Eve Babitz and Christine from the GTO’s used to visit me during those sessions. They’d bring me presents and flirt a little. Eve took me to a house in the Hills where I heard Bitches Brew by Miles Davis and I thought, shit, we’re barking up the same tree. Christine had a car, and she took me to the drive-in movie to see Superfly. When you’re 23 and you’ve never been anywhere these were compelling things to do. Find the ocean, get gifts from your fans, and make some fucking art. So, we did.
The Rhino Podcast host Rich Mahan and Henry Rollins continue their deep dive into the 50th anniversary of The Stooges’ Fun House.
Listen here: https://www.rhino.com/podcast
Duff is on The Stooges Fun House Anniversary Team too!
We have Henry to tell it like it is:
“That song “Dirt” taught me pain and pleasure are best consumed raw…seduction and destruction are a magical combo…” – Karen O of the Yeah Yeah Yeahs on The Stooges’ FUN HOUSE.

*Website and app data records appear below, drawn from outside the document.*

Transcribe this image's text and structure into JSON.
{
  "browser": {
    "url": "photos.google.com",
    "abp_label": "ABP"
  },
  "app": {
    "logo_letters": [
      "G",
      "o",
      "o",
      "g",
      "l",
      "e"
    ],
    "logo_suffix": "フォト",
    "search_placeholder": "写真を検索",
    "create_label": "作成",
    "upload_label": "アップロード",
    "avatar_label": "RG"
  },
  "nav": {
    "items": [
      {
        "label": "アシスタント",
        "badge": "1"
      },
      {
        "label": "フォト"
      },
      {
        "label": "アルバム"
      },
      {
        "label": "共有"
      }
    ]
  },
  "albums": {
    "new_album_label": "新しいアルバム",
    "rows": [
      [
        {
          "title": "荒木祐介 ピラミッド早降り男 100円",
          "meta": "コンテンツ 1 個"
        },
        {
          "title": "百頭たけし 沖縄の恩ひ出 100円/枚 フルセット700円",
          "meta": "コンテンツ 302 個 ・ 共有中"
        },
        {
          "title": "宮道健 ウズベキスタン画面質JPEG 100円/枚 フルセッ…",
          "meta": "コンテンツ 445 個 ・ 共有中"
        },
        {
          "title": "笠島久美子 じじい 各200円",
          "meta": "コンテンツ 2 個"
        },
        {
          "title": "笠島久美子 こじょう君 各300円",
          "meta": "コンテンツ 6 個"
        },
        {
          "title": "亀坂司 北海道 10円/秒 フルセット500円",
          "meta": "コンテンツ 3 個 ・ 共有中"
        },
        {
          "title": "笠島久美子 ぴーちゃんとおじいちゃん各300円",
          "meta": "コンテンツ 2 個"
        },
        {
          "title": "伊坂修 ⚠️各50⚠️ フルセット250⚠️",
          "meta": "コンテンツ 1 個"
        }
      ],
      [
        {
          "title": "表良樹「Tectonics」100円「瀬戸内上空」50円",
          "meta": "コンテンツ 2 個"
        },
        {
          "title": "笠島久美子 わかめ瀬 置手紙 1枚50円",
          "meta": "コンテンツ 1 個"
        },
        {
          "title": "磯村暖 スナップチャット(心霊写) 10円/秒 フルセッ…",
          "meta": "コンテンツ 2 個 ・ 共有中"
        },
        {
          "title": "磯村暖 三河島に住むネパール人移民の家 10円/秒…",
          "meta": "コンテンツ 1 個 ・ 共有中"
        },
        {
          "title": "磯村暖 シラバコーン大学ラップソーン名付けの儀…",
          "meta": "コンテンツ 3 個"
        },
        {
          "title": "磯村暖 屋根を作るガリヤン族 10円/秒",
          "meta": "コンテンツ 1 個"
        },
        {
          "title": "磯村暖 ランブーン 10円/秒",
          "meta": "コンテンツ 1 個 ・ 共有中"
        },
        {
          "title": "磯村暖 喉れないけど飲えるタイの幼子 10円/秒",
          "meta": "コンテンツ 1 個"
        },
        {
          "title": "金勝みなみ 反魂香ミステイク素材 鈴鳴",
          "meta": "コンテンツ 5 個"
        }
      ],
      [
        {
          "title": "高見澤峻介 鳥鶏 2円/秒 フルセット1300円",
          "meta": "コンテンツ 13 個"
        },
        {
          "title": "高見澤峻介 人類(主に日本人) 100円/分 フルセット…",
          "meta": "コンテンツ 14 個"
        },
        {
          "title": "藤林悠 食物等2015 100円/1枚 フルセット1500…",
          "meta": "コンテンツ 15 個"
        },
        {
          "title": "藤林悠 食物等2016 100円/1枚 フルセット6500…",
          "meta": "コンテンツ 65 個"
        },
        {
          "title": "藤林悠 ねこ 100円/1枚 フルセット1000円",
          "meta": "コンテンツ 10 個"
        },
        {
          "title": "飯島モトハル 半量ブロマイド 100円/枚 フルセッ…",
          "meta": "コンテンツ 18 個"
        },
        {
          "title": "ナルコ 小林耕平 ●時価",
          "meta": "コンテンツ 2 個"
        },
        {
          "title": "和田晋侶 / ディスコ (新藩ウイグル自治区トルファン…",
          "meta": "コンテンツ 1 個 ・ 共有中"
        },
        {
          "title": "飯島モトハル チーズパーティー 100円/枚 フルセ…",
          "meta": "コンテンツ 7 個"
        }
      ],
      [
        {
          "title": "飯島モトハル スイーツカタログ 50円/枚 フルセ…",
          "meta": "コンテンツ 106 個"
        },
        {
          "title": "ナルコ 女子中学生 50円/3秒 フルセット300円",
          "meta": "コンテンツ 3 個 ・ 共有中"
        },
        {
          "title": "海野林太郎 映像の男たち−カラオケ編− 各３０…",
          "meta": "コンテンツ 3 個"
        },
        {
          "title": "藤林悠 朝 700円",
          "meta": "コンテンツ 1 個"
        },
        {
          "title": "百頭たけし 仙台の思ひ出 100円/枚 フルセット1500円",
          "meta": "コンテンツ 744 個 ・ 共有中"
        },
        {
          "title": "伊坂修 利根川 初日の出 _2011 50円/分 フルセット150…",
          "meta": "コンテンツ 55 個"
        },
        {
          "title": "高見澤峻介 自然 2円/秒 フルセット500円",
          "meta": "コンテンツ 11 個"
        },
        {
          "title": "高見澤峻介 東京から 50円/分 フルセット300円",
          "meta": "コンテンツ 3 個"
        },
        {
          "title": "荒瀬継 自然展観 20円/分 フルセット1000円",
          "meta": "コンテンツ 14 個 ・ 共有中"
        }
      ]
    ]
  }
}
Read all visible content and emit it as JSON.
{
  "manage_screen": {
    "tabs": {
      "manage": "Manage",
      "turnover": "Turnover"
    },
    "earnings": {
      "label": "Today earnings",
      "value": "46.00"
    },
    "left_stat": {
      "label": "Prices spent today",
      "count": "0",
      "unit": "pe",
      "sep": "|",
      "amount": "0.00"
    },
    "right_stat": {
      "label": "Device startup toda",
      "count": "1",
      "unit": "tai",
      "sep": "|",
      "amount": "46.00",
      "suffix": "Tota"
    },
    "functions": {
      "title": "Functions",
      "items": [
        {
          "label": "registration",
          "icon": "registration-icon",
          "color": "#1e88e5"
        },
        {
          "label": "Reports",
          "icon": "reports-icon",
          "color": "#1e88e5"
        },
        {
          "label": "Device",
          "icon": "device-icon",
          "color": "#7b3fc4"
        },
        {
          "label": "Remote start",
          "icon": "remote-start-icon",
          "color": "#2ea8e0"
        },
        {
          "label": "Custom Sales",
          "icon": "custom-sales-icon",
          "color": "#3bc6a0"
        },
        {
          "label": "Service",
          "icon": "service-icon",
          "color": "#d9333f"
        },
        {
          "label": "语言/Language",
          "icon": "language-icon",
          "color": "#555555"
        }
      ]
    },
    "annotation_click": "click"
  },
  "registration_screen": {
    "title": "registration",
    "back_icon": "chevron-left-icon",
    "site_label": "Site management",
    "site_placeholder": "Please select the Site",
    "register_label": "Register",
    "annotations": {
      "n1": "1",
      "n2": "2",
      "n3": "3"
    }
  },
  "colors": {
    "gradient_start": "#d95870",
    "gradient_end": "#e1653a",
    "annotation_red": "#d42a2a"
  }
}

Pre-order now: https://Rhino.lnk.to/FunHouse
“Among those who have had their minds blown to bits by Fun House is Henry Rollins, former Black Flag and Rollins Band vocalist, and author of the illuminating liner notes for a new super-deluxe 50th-anniversary version of the record, out July 31st. Spread across a whopping 15 LPs and two seven-inches, the set features a newly remastered version of the original album plus the vinyl debut of The Complete Fun House Sessions, originally released on CD in 1999 and containing every single studio take that the Stooges put down at Elektra Sound Recorders in May 1970, plus between-song banter.” – Rolling Stone
To read the full article, click here: https://www.rollingstone.com/music/music-features/henry-rollins-interview-stooges-fun-house-1022661/
Listen to The Rhino Podcast as host Rich Mahan sits down with Henry Rollins to discuss The Stooges’ FUN HOUSE.
Click here to listen: https://www.rhino.com/podcast